Task requirements :: Print the records exactly and in full, please; the pictures stay out.

Task material ::
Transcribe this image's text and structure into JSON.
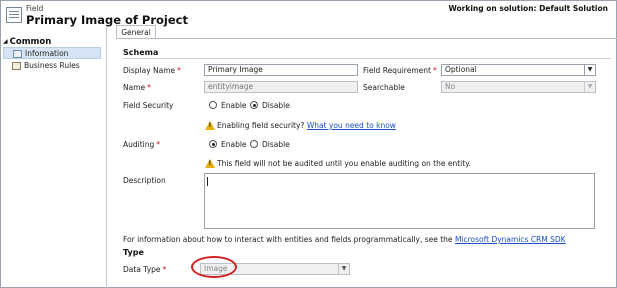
{
  "header": {
    "kind": "Field",
    "title": "Primary Image of Project",
    "solution_note": "Working on solution: Default Solution"
  },
  "nav": {
    "group": "Common",
    "items": [
      {
        "label": "Information",
        "selected": true
      },
      {
        "label": "Business Rules",
        "selected": false
      }
    ]
  },
  "tabs": [
    {
      "label": "General"
    }
  ],
  "schema": {
    "heading": "Schema",
    "display_name_label": "Display Name",
    "display_name_value": "Primary Image",
    "field_requirement_label": "Field Requirement",
    "field_requirement_value": "Optional",
    "name_label": "Name",
    "name_value": "entityimage",
    "searchable_label": "Searchable",
    "searchable_value": "No",
    "field_security_label": "Field Security",
    "field_security_options": {
      "enable": "Enable",
      "disable": "Disable"
    },
    "field_security_selected": "Disable",
    "field_security_warning": "Enabling field security?",
    "field_security_link": "What you need to know",
    "auditing_label": "Auditing",
    "auditing_options": {
      "enable": "Enable",
      "disable": "Disable"
    },
    "auditing_selected": "Enable",
    "auditing_warning": "This field will not be audited until you enable auditing on the entity.",
    "description_label": "Description",
    "description_value": ""
  },
  "info": {
    "text": "For information about how to interact with entities and fields programmatically, see the",
    "link": "Microsoft Dynamics CRM SDK"
  },
  "type": {
    "heading": "Type",
    "data_type_label": "Data Type",
    "data_type_value": "Image"
  },
  "colors": {
    "required": "#d0102a",
    "link": "#1b4fc2",
    "highlight_oval": "#d21f1f",
    "nav_selected": "#d6e4f5"
  }
}
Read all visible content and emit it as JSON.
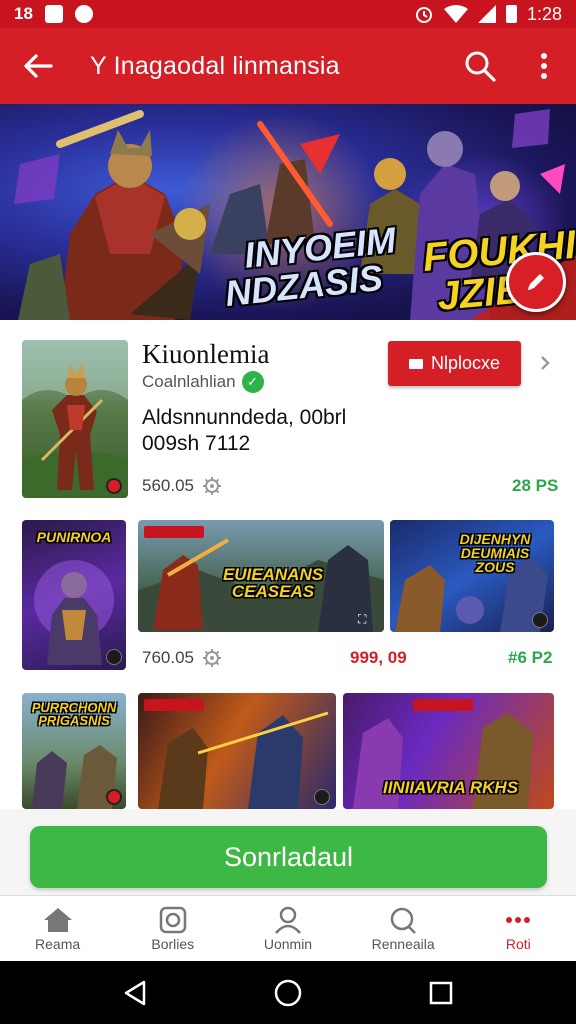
{
  "status_bar": {
    "time": "1:28",
    "left_text": "18"
  },
  "app_bar": {
    "title": "Y Inagaodal linmansia"
  },
  "banner": {
    "text_left": "INYOEIM\nNDZASIS",
    "text_right": "FOUKHIN\nJZIBN"
  },
  "featured": {
    "title": "Kiuonlemia",
    "developer": "Coalnlahlian",
    "description_line1": "Aldsnnunndeda, 00brl",
    "description_line2": "009sh 7112",
    "install_label": "Nlplocxe",
    "downloads": "560.05",
    "rating": "28 PS"
  },
  "grid_row1": {
    "card1_label": "PUNIRNOA",
    "card2_label": "EUIEANANS\nCEASEAS",
    "card3_label": "DIJENHYN\nDEUMIAIS\nZOUS",
    "downloads": "760.05",
    "price": "999, 09",
    "rating": "#6 P2"
  },
  "grid_row2": {
    "card1_label": "PURRCHONN\nPRIGASNIS",
    "card3_label": "IINIIAVRIA RKHS"
  },
  "primary_button": {
    "label": "Sonrladaul"
  },
  "bottom_nav": {
    "items": [
      {
        "label": "Reama",
        "icon": "home-icon"
      },
      {
        "label": "Borlies",
        "icon": "games-icon"
      },
      {
        "label": "Uonmin",
        "icon": "profile-icon"
      },
      {
        "label": "Renneaila",
        "icon": "search-icon"
      },
      {
        "label": "Roti",
        "icon": "more-icon"
      }
    ]
  },
  "colors": {
    "brand_red": "#d51f26",
    "green": "#3db844"
  }
}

Result ::
Transcribe this image's text and structure into JSON.
{
  "header": {
    "kind": "Field",
    "title": "Primary Image of Project",
    "solution_note": "Working on solution: Default Solution"
  },
  "nav": {
    "group": "Common",
    "items": [
      {
        "label": "Information",
        "selected": true
      },
      {
        "label": "Business Rules",
        "selected": false
      }
    ]
  },
  "tabs": [
    {
      "label": "General"
    }
  ],
  "schema": {
    "heading": "Schema",
    "display_name_label": "Display Name",
    "display_name_value": "Primary Image",
    "field_requirement_label": "Field Requirement",
    "field_requirement_value": "Optional",
    "name_label": "Name",
    "name_value": "entityimage",
    "searchable_label": "Searchable",
    "searchable_value": "No",
    "field_security_label": "Field Security",
    "field_security_options": {
      "enable": "Enable",
      "disable": "Disable"
    },
    "field_security_selected": "Disable",
    "field_security_warning": "Enabling field security?",
    "field_security_link": "What you need to know",
    "auditing_label": "Auditing",
    "auditing_options": {
      "enable": "Enable",
      "disable": "Disable"
    },
    "auditing_selected": "Enable",
    "auditing_warning": "This field will not be audited until you enable auditing on the entity.",
    "description_label": "Description",
    "description_value": ""
  },
  "info": {
    "text": "For information about how to interact with entities and fields programmatically, see the",
    "link": "Microsoft Dynamics CRM SDK"
  },
  "type": {
    "heading": "Type",
    "data_type_label": "Data Type",
    "data_type_value": "Image"
  },
  "colors": {
    "required": "#d0102a",
    "link": "#1b4fc2",
    "highlight_oval": "#d21f1f",
    "nav_selected": "#d6e4f5"
  }
}
Read all visible content and emit it as JSON.
{
  "status_bar": {
    "time": "1:28",
    "left_text": "18"
  },
  "app_bar": {
    "title": "Y Inagaodal linmansia"
  },
  "banner": {
    "text_left": "INYOEIM\nNDZASIS",
    "text_right": "FOUKHIN\nJZIBN"
  },
  "featured": {
    "title": "Kiuonlemia",
    "developer": "Coalnlahlian",
    "description_line1": "Aldsnnunndeda, 00brl",
    "description_line2": "009sh 7112",
    "install_label": "Nlplocxe",
    "downloads": "560.05",
    "rating": "28 PS"
  },
  "grid_row1": {
    "card1_label": "PUNIRNOA",
    "card2_label": "EUIEANANS\nCEASEAS",
    "card3_label": "DIJENHYN\nDEUMIAIS\nZOUS",
    "downloads": "760.05",
    "price": "999, 09",
    "rating": "#6 P2"
  },
  "grid_row2": {
    "card1_label": "PURRCHONN\nPRIGASNIS",
    "card3_label": "IINIIAVRIA RKHS"
  },
  "primary_button": {
    "label": "Sonrladaul"
  },
  "bottom_nav": {
    "items": [
      {
        "label": "Reama",
        "icon": "home-icon"
      },
      {
        "label": "Borlies",
        "icon": "games-icon"
      },
      {
        "label": "Uonmin",
        "icon": "profile-icon"
      },
      {
        "label": "Renneaila",
        "icon": "search-icon"
      },
      {
        "label": "Roti",
        "icon": "more-icon"
      }
    ]
  },
  "colors": {
    "brand_red": "#d51f26",
    "green": "#3db844"
  }
}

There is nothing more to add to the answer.